As reported by ChannelNews last week, Panasonic is seeking to make strides in the market, with its battery technology designed to work in conjunction with solar energy systems via storage batteries allowing more solar energy to be used.
Panasonic plans to target utilities rather than selling directly to consumers, according to Katsufumi Miyamato, an official in charge of the project, Bloomberg has reported.
The Australian Bureau of Statistics last year found that one in five Australian households use solar power of some form, with the market having growing significantly since 2011.
Panasonic states that modelling for the Australian market shows the system could increase the self-consumption rate of solar generation from 30 per cent up to as much as 60 per cent, with the battery technology storing excess electricity generated during the day by solar panels.
The intention is to provide a reliable, efficient baseload for solar-installed households during peak periods, with Panasonic stating that once fully charged from the day’s sun, its storage battery produces a 2 kW output for four hours, with a total 8 kWh usable capacity.
Panasonic’s residential storage battery system employs lithium-ion battery technology designed to maximise the benefit of residential photovoltaic energy, and also includes a programmed charge/discharge, remote control charge/discharge and an emergency back-up feature.
Panasonic will run pilot projects with ActewAGL, Red Energy and Ergon Energy to install its battery technology in solar-installed homes.
The pilot projects will be implemented in a selected zone of customers with solar-installed households in the Australian Capital Territory, New South Wales and Queensland, with Panasonic’s residential energy storage system to be used to complete the analysis.
Bloomberg has reported that sales will begin in October after a feasibility study is conducted.
“Over the 10-year plus life cycle of the battery, our modelling is showing a significant reduction in the reliance of Australian households on the grid during peak periods,” Panasonic Australia managing director Paul Reid commented.

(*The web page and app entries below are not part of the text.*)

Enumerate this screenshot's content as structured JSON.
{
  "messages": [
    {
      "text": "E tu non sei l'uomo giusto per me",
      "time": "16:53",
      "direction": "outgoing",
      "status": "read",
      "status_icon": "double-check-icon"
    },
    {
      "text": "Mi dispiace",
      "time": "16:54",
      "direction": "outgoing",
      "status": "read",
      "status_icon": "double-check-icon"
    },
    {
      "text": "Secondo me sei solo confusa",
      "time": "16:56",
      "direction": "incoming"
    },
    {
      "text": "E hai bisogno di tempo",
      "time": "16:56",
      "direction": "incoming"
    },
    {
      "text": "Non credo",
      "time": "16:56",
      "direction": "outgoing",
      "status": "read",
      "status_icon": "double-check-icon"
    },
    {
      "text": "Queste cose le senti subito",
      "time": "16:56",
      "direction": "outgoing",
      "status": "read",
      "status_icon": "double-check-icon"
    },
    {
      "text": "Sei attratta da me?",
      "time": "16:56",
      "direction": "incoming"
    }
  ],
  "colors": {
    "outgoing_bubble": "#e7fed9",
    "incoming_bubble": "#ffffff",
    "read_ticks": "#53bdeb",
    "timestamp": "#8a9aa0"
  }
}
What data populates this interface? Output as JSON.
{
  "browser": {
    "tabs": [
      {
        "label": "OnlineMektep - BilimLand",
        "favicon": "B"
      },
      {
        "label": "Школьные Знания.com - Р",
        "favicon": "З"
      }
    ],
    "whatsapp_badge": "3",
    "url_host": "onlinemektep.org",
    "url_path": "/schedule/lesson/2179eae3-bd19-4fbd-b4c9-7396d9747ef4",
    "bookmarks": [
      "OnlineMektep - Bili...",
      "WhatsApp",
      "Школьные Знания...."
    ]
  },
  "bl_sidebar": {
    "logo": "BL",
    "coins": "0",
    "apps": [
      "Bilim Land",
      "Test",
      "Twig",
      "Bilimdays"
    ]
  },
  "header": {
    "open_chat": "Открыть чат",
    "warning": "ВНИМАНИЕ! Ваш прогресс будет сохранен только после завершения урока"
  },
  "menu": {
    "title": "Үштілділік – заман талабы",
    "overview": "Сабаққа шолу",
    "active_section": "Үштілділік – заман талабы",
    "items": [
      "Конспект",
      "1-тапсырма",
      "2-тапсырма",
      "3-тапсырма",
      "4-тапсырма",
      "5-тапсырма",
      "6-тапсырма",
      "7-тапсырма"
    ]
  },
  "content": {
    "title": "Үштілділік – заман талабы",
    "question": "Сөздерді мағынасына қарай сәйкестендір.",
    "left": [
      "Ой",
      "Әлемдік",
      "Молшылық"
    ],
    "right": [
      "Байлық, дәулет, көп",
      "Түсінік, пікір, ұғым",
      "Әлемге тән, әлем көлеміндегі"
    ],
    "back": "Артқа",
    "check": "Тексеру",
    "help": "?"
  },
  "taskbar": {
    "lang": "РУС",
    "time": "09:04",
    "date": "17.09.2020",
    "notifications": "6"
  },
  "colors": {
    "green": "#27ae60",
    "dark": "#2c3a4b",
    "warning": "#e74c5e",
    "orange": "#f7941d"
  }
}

“The pilot projects are a first for Panasonic in Australia, and Panasonic’s battery demand response system will help distributors model peak shaving effects, realised through solar and battery storage systems, and provide a cost-effective alternative to grid infrastructure investments.”